If you base your love for your spouse on feelings alone, someday you’re going to find that feelings change like the tides. It’s your commitment to love that will keep your marriage flowing and growing.
Let me illustrate with something that just happened.
Trudi and I travel all the time. Every weekend we are flying to some church or seminar. We are together practically every waking moment. Just last week we had finished a meeting in Texas, and we were driving to another church to preach the next day. It was late in the day and we were tired.
As we got into our hotel room, I noticed that the tone of Trudi’s conversation was changing. I can’t remember the exact words she used, but as we were taking our luggage into the room, she told me that I was talking disrespectfully to her. (Looking back, she wasn’t mad or short with me. She was just addressing my attitude.)

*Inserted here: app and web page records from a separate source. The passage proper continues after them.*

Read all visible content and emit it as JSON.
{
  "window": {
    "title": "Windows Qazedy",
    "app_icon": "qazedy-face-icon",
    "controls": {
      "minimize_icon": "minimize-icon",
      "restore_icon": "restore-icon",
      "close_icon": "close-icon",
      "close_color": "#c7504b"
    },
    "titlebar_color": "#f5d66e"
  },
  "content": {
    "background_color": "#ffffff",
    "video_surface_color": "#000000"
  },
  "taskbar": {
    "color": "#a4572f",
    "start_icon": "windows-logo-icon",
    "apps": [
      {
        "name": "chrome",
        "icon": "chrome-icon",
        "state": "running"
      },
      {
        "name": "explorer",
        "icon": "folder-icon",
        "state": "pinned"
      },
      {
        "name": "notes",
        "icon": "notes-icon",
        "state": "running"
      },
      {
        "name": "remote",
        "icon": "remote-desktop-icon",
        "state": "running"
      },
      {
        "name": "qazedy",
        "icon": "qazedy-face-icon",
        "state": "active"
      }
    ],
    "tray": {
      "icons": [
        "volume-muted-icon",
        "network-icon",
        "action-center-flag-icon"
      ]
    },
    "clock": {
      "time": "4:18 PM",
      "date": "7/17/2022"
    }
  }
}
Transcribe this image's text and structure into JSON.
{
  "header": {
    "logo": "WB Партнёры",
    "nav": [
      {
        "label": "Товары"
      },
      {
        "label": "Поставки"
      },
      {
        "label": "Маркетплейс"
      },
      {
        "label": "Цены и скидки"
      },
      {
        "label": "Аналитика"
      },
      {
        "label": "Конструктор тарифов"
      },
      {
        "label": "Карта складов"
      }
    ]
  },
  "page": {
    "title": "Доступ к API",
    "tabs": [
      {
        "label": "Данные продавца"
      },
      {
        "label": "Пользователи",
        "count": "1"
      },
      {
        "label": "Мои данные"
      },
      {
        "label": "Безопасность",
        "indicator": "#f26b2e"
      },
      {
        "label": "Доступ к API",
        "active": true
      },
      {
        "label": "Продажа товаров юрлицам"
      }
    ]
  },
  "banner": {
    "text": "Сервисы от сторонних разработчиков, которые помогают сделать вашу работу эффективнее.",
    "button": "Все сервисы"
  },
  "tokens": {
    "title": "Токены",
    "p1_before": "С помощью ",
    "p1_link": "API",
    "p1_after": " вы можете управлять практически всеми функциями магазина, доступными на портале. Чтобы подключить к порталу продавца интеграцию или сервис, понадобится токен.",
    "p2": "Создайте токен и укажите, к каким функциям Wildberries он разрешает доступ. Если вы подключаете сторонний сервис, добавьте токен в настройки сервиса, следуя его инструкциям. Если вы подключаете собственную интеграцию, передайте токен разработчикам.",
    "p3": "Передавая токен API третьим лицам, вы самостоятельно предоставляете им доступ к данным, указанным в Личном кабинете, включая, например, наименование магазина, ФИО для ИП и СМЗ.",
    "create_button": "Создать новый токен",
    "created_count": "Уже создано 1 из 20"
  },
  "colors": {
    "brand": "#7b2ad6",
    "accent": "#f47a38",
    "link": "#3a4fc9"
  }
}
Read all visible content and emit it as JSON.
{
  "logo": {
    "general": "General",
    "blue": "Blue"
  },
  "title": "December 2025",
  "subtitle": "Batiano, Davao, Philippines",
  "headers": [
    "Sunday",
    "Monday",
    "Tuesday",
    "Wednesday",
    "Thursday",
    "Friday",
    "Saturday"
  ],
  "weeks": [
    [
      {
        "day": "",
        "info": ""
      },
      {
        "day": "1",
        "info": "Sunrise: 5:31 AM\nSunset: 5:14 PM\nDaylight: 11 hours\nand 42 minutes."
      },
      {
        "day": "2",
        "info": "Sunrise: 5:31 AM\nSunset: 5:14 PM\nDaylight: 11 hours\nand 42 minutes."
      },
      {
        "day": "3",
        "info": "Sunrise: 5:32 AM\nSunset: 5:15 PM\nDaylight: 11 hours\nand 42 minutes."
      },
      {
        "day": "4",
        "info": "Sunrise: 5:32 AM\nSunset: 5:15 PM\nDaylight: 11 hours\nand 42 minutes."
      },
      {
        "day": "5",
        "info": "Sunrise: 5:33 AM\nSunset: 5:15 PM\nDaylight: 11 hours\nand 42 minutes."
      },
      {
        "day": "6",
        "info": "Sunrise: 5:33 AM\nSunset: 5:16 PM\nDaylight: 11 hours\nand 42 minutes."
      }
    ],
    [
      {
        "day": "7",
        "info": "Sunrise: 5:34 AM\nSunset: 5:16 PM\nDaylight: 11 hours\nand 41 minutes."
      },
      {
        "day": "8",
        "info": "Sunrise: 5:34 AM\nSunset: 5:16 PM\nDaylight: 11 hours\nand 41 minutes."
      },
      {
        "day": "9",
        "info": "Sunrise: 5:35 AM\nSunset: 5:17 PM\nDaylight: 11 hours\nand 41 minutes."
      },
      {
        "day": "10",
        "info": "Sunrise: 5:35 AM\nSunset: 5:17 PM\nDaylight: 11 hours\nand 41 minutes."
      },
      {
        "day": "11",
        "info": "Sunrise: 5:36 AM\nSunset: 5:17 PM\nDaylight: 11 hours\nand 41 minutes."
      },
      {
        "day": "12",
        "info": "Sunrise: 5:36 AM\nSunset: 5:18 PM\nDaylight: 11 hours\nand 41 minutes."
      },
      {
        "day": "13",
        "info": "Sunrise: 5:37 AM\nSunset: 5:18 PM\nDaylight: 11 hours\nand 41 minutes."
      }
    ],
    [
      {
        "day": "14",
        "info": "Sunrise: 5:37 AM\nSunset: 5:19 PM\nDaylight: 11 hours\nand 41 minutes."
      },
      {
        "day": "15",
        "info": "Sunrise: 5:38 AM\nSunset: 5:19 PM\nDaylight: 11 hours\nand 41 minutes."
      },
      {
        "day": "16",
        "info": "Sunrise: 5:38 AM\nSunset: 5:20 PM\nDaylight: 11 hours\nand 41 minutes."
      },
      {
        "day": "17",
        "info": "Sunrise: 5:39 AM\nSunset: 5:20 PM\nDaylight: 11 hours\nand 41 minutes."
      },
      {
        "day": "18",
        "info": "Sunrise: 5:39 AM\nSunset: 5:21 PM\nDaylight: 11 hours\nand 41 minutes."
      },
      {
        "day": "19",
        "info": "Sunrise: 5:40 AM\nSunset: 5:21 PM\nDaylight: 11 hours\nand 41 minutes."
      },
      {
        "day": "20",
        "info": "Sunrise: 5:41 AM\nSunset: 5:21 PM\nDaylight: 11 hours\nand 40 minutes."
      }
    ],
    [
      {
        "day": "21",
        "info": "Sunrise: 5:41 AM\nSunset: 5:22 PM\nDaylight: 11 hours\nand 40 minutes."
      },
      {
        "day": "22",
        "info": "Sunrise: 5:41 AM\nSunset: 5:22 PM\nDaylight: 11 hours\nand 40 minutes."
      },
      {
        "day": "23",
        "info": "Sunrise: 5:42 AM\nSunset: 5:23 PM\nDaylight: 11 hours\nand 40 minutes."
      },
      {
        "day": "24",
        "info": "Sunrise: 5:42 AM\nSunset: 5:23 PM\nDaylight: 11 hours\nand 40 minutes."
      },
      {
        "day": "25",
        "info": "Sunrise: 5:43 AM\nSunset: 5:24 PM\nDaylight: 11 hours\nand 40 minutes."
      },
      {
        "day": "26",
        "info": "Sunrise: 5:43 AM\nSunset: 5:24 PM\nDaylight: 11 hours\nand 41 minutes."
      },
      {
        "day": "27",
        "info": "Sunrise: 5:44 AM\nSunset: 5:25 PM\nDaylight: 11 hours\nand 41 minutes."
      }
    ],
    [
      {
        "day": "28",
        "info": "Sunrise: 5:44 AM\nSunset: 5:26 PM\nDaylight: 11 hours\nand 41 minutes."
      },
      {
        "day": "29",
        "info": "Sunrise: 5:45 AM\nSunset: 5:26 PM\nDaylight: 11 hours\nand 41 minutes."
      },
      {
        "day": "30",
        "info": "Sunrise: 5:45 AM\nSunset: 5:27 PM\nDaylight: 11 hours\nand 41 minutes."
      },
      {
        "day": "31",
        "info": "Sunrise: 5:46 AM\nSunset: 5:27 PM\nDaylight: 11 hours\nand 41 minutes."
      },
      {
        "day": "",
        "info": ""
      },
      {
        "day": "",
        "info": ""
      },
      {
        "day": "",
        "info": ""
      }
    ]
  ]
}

In all honesty, I had been talking to her disrespectfully, but I didn’t even realize I was doing anything wrong. (So much of the time, men are just oblivious.) As Trudi scolded me a little bit for my insensitivity and bad attitude, (I was stressed a little bit, but it was a soft rebuke.) I found myself ready to fire back some words in self-defense.
Now don’t get me wrong. I’m not perfect at this, and I don’t always handle these things perfectly, but at that moment I made the decision that I was not going to fight with her. This would have been an outstanding place to try to defend myself and escalate the situation (which my flesh wanted to do), but I bit my lip and shut up and didn’t say a word in my defense.
I decided it might be best if I left and got some gas for the car. While I was in the store, I found a display with some fresh flowers. It was the middle of January, and I was surprised to find flowers that beautiful. So I bought Trudi a bouquet.
As I walked back into the room, I smiled and showed her the flowers and said, “Would you forgive me?”
The whole mood of that room changed instantly, and we ended up having a wonderful, relaxing evening.
What is my point? Love is much more than a feeling. It has to do with committing to do right, even when it is not convenient, and acting on the Word of God. Look at this verse in I Corinthians 13.
Love (God’s love in us) does not insist on its own rights or its own way, for it is not self-seeking; it is not touchy or fretful or resentful; it takes no account of the evil done to it [it pays no attention to a suffered wrong]. I Corinthians 13:5 AMP
Now I’m not saying that we should never confront each other if disagreements arise, but there is a right time to disagree and a right way to do it.
As I said, I’m not perfect in this. I’m growing in the process of walking in love more and more every day. I’m learning the love way through the wisdom of God’s Word.
The love way is the victory way.
The love way is the commitment way.
And the love way never fails!